TR

Tim Lacy said...

No one I know who has opted to teach as an adjunct for a living has had a happy life. Period. Shall I count the ways why?

1. No time to work on scholarship;
2. No time or energy to read;
3. No health insurance;
4. If single, no time for dating---or a diminished social life in general;
5. As TR notes, it doesn't help later with the t-t/f-t job hunt. It's sad, but no one seems to respect even an admirable teaching record;
6. You don't have academic freedom because you're trying to please EVERYONE to maintain your positions;
7. You're generally traveling like a madman;

...Shall I continue? - TL

JBJ said...

This post raises great questions--I map them onto my own job search (which included a stint as a "teaching postdoc") on my own blog, to avoid derailing the comment thread.

Heather Munro Prescott said...

I don't think it's a good idea to advise folks to take time off from writing the dissertation -- how are they going to support themselves? Also, having a degree in hand, or at least nearly so, definitely gives one an advantage in the job market. Finally, teaching experience really is important.

Tenured Radical said...

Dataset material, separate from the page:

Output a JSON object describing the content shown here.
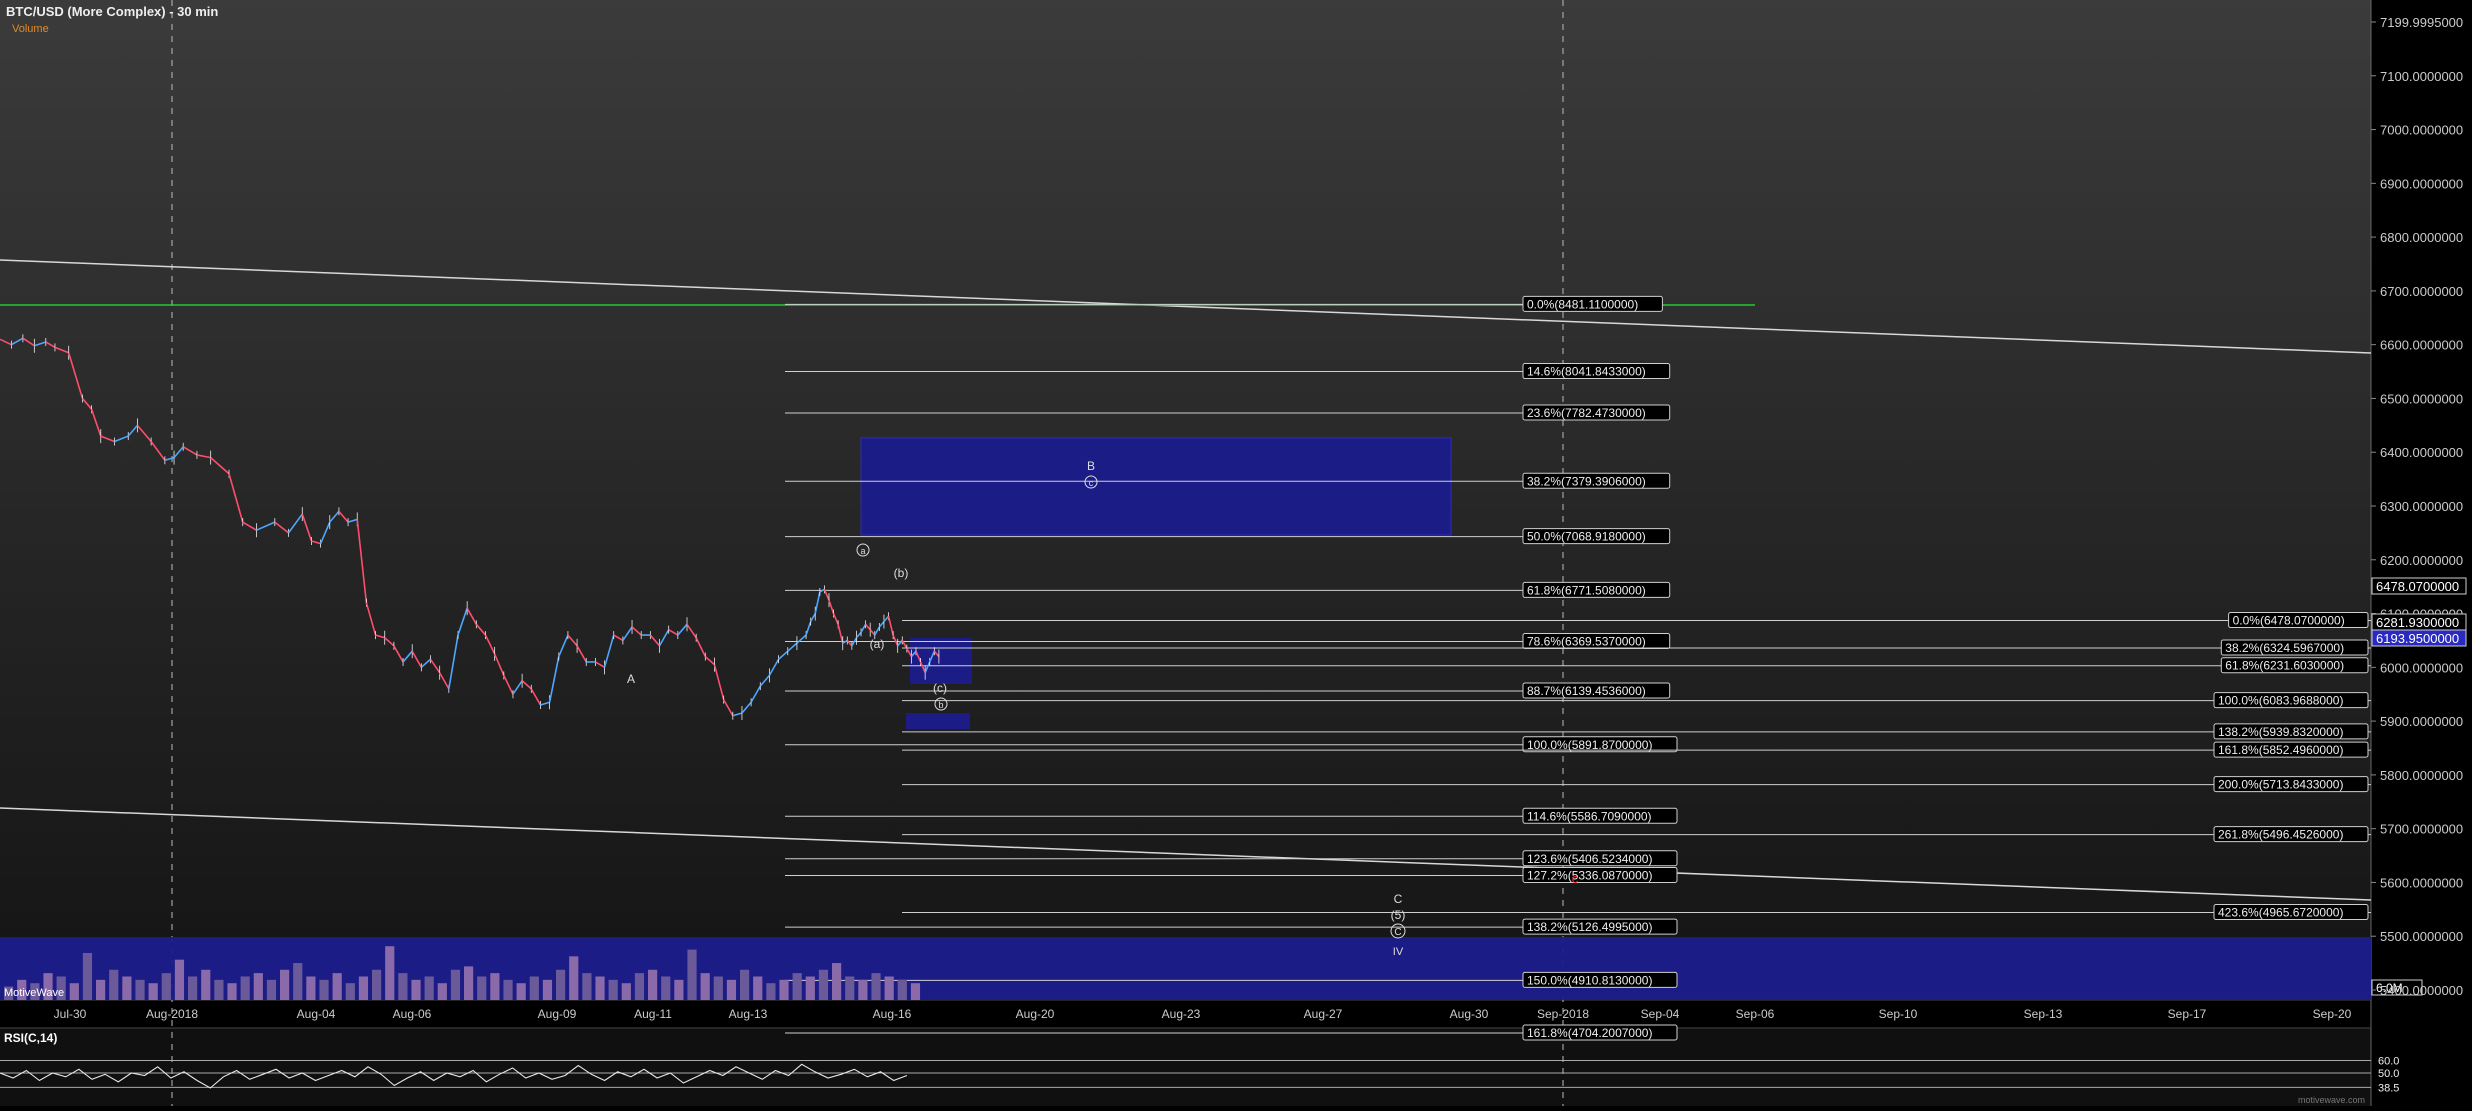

Well Heather, I agree with you in a way -- but part of what I am seeing is graduate schools trying to rush students into finishing the degree without providing the credentials those students need for a very competitive job market. Getting a student out in six years -- which is what many RI's are trying to do now -- often means that people are being pushed onto the job market (which is itself time consuming,and causes people to stop working on the diss for months at a time) less professonalized than they need to be to compete with people who have been out for a year or more. Then when they fail to get a job, they are pushed onto the adjunct market, which really makes it difficult to publish. I don't think people should stop working on the diss, but I do think, for example, it isn't necessary to finish in October if you have no prospect of employment in the fall.

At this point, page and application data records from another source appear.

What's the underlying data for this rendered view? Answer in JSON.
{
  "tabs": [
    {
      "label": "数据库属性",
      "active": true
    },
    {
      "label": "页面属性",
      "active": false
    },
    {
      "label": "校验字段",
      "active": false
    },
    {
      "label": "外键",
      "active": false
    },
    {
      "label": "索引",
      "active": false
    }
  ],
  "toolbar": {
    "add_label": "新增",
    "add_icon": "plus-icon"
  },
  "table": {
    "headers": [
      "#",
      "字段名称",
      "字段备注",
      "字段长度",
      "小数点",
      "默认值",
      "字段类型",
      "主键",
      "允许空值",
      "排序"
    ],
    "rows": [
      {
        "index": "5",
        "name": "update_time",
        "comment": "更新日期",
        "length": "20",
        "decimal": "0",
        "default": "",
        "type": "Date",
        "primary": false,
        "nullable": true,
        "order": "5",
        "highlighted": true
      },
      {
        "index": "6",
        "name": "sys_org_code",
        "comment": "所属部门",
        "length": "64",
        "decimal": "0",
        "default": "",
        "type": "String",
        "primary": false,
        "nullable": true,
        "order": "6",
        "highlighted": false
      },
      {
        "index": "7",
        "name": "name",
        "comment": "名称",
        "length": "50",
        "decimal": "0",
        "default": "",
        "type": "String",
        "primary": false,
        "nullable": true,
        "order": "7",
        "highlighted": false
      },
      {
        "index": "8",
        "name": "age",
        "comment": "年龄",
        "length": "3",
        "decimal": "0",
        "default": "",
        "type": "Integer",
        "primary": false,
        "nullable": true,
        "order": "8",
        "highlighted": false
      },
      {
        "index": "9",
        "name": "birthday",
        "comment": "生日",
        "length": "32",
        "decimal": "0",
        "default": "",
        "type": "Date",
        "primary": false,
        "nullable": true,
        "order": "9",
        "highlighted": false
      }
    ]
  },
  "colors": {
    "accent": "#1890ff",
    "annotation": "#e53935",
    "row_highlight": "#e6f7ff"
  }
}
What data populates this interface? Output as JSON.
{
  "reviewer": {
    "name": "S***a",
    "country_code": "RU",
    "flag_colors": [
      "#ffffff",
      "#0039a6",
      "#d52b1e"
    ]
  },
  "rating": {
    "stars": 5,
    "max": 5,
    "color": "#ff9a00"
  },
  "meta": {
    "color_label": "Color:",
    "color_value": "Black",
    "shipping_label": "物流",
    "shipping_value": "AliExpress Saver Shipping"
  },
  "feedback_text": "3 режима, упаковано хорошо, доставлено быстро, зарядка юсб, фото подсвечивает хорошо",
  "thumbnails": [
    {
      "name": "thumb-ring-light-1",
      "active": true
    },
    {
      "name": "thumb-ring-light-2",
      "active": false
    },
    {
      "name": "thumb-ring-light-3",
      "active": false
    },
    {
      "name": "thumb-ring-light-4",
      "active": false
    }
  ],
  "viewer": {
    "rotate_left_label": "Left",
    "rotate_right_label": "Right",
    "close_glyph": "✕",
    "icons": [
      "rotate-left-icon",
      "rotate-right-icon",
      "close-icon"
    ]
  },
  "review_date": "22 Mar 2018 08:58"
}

And certainly the wealthy schools who are making so much noise about using their endowments for financial aid are well equipped to think through the transitional year or so where finishing could be usefully delayed, or a year of postdoctoral work financed, so that the potential job candidate can focus on other aspects of professionalization -- primarily teaching and publishing - that make a job candidate competitive.

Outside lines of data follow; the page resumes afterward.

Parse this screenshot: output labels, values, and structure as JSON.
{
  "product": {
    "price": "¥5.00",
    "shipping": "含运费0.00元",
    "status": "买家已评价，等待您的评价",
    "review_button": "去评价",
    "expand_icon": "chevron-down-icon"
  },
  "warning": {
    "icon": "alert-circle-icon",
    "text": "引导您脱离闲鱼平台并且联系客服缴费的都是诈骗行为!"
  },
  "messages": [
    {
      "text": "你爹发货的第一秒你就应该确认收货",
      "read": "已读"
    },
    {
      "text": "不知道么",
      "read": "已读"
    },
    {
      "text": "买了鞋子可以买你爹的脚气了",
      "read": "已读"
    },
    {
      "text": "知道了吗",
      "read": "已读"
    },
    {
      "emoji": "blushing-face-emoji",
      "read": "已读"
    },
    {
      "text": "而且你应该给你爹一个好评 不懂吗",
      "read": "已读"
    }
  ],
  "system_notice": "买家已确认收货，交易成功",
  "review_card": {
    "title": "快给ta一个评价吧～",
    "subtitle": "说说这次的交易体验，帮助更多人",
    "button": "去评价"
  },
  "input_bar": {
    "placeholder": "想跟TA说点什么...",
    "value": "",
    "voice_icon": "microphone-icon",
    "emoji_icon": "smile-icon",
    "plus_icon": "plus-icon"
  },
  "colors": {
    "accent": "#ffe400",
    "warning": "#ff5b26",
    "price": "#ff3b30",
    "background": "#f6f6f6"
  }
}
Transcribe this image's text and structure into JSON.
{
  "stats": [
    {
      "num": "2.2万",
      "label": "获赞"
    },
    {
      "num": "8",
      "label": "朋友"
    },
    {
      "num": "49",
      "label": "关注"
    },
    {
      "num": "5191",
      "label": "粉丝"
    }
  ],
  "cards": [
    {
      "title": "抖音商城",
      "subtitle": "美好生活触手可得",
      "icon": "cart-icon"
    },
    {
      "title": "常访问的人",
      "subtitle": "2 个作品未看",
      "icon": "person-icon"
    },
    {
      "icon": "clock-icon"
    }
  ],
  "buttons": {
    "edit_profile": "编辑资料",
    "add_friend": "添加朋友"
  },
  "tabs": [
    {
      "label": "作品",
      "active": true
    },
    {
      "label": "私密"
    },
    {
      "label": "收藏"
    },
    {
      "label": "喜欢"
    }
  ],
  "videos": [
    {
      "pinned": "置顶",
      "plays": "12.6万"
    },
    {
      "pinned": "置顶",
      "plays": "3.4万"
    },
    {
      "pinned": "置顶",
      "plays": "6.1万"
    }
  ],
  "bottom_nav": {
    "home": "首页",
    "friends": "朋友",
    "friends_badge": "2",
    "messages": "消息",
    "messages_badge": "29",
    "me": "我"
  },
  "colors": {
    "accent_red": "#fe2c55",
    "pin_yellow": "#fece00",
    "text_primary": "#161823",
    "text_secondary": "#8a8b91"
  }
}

TR

Paying attention said...

What a horrible, horrible education system we are part of that promotes scholarship (much of which is parochial at best) over teaching. That a person going on the job market would focus on putting out articles, rather than developing their pedagogical skills depresses me enormously. And TR, if you're looking for people with articles, speaking Truth to Power, you're part of the problem. Granted, you're the player, not the game, so much love to you. If anyone brings that weak "I've taught two classes but have three articles" into my house, I'd send them packing. I don't want to carry all the students who flee professor incompetence's classes. We need a radical reorientation of our hiring systems.

Tenured Radical said...

Dear paying attention,

Well it is so easy to get coopted by the system, and I don't think I'm immune to it, so I will think about what you said. On the other hand, anyone who knows me would tell you that a) I care deeply about teaching -- my own and other people's; and b) people don't move ahead in our system without writing and publishing, so I think it is reasonable to ask them to demonstrate that they can before you hire them.

But also -- I don't think it is an either-or kind of thing, except -- why have a year of teaching that prevents you from doing some of the other things you care about and that will move you ahead, when yo already have enough teaching experience already? Other than the eating/roof over one's head thing. I also think there are, frankly, other skills to develop that most academics don't think enough about: how to run things, for example. If many graduate schools don;t teach pedagogy, they *really* don't teach administrative skills. IN fact, most people are contemptuous of such skills, which I think is impractical and wrong. And yet developing that part of your profile could leave you with the time and energy to write.